Colour-Sergeant MacKenna was born at Leeds, England, on 15 February 1827, and was 36 years old, and a Colour-Sergeant in the 65th Regiment (later the York and Lancaster Regiment), British Army, during the Waikato-Hauhau Maori War, New Zealand, when the action for which he was awarded The Victoria Cross took place.
The citation from the London Gazette dated 19 January 1864 reads:
"For gallant conduct at the engagement near Cameron-town, New Zealand, on the 7th of September, 1863, after both his officers, Captain Swift and Lieutenant Butler, had been shot, in charging through the position of an enemy heavily outnumbering him, and drawing off his small force, consisting of two Serjeants, one bugler and thirty five men, through a broken and rugged country, with the loss of but one man killed, and another missing. Lieutenant-General Cameron, C.B., Commanding Her Majesty's Forces in that colony, reports that, in Colour-Serjeant MacKenna, the detachment found a Commander whose coolness, intrepidity, and judgment, justified the confidence placed in him by the soldiers brought so suddenly under his command."
Colour-Sergeant MacKenna later achieved the rank of Ensign.
He died at Palmerston North, New Zealand, on 8 June 1908, and is buried at the Terrace End Cemetery, Palmerston North, New Zealand.

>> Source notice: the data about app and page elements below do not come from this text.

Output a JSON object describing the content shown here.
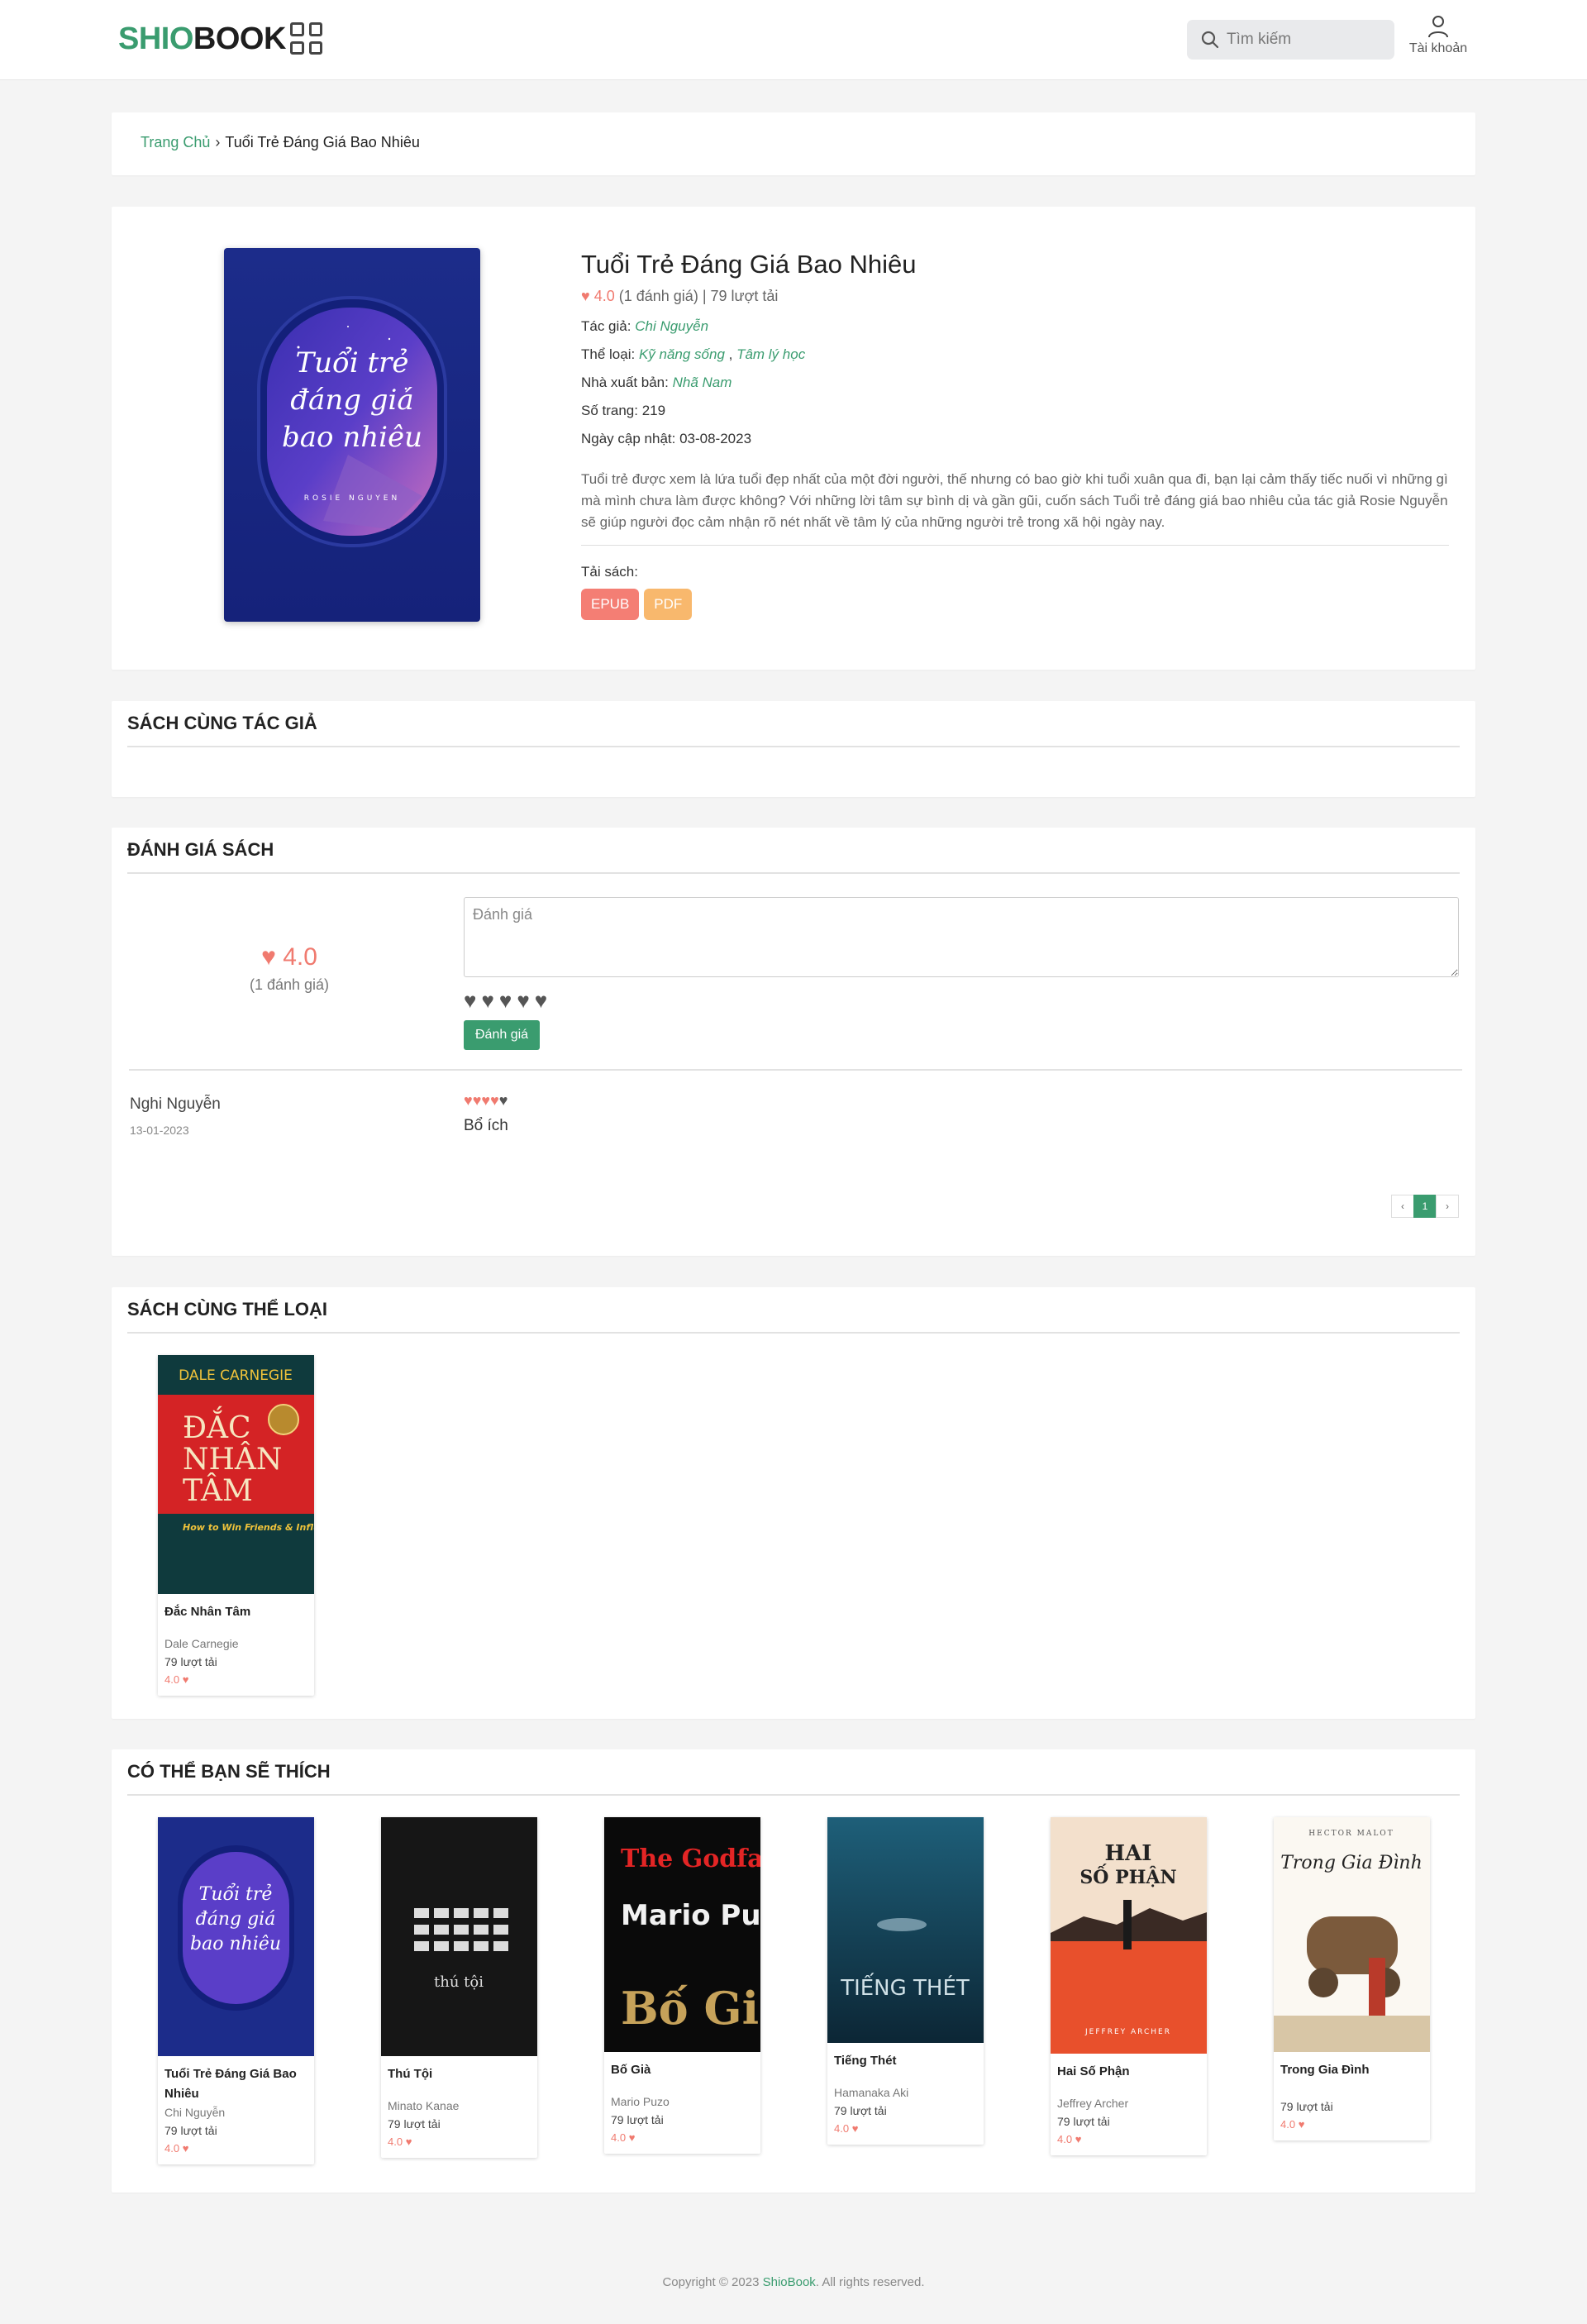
{
  "header": {
    "logo_part1": "SHIO",
    "logo_part2": "BOOK",
    "search_placeholder": "Tìm kiếm",
    "account_label": "Tài khoản"
  },
  "breadcrumb": {
    "home": "Trang Chủ",
    "current": "Tuổi Trẻ Đáng Giá Bao Nhiêu"
  },
  "book": {
    "title": "Tuổi Trẻ Đáng Giá Bao Nhiêu",
    "rating": "4.0",
    "rating_count": "(1 đánh giá)",
    "downloads": "| 79 lượt tải",
    "author_label": "Tác giả:",
    "author": "Chi Nguyễn",
    "genre_label": "Thể loại:",
    "genre_1": "Kỹ năng sống",
    "genre_2": "Tâm lý học",
    "publisher_label": "Nhà xuất bản:",
    "publisher": "Nhã Nam",
    "pages": "Số trang: 219",
    "updated": "Ngày cập nhật: 03-08-2023",
    "description": "Tuổi trẻ được xem là lứa tuổi đẹp nhất của một đời người, thế nhưng có bao giờ khi tuổi xuân qua đi, bạn lại cảm thấy tiếc nuối vì những gì mà mình chưa làm được không? Với những lời tâm sự bình dị và gần gũi, cuốn sách Tuổi trẻ đáng giá bao nhiêu của tác giả Rosie Nguyễn sẽ giúp người đọc cảm nhận rõ nét nhất về tâm lý của những người trẻ trong xã hội ngày nay.",
    "download_label": "Tải sách:",
    "btn_epub": "EPUB",
    "btn_pdf": "PDF",
    "cover_text_1": "Tuổi trẻ",
    "cover_text_2": "đáng giá",
    "cover_text_3": "bao nhiêu",
    "cover_author": "ROSIE NGUYEN"
  },
  "sections": {
    "same_author": "SÁCH CÙNG TÁC GIẢ",
    "review": "ĐÁNH GIÁ SÁCH",
    "same_category": "SÁCH CÙNG THỂ LOẠI",
    "suggest": "CÓ THỂ BẠN SẼ THÍCH"
  },
  "review": {
    "score": "4.0",
    "count": "(1 đánh giá)",
    "placeholder": "Đánh giá",
    "submit": "Đánh giá",
    "item_name": "Nghi Nguyễn",
    "item_date": "13-01-2023",
    "item_stars": 4,
    "item_text": "Bổ ích",
    "pager_prev": "‹",
    "pager_page": "1",
    "pager_next": "›"
  },
  "same_category_books": [
    {
      "name": "Đắc Nhân Tâm",
      "author": "Dale Carnegie",
      "downloads": "79 lượt tải",
      "rating": "4.0",
      "cover_top": "DALE CARNEGIE",
      "cover_title_1": "ĐẮC",
      "cover_title_2": "NHÂN",
      "cover_title_3": "TÂM",
      "cover_sub": "How to Win Friends & Influence People"
    }
  ],
  "suggest_books": [
    {
      "name": "Tuổi Trẻ Đáng Giá Bao Nhiêu",
      "author": "Chi Nguyễn",
      "downloads": "79 lượt tải",
      "rating": "4.0"
    },
    {
      "name": "Thú Tội",
      "author": "Minato Kanae",
      "downloads": "79 lượt tải",
      "rating": "4.0",
      "cover_text": "thú tội"
    },
    {
      "name": "Bố Già",
      "author": "Mario Puzo",
      "downloads": "79 lượt tải",
      "rating": "4.0",
      "cover_text_1": "The Godfather",
      "cover_text_2": "Mario Puzo",
      "cover_text_3": "Bố Già"
    },
    {
      "name": "Tiếng Thét",
      "author": "Hamanaka Aki",
      "downloads": "79 lượt tải",
      "rating": "4.0",
      "cover_text": "TIẾNG THÉT"
    },
    {
      "name": "Hai Số Phận",
      "author": "Jeffrey Archer",
      "downloads": "79 lượt tải",
      "rating": "4.0",
      "cover_text_1": "HAI",
      "cover_text_2": "SỐ PHẬN",
      "cover_text_3": "JEFFREY ARCHER"
    },
    {
      "name": "Trong Gia Đình",
      "author": "",
      "downloads": "79 lượt tải",
      "rating": "4.0",
      "cover_text_1": "HECTOR MALOT",
      "cover_text_2": "Trong Gia Đình"
    }
  ],
  "footer": {
    "prefix": "Copyright © 2023 ",
    "brand": "ShioBook",
    "suffix": ". All rights reserved."
  },
  "colors": {
    "accent": "#3a9c6f",
    "heart": "#f07a6f",
    "epub": "#f47e74",
    "pdf": "#f8b86d"
  }
}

Victoria Cross is held at the Auckland War Memorial Museum, Auckland, New Zealand.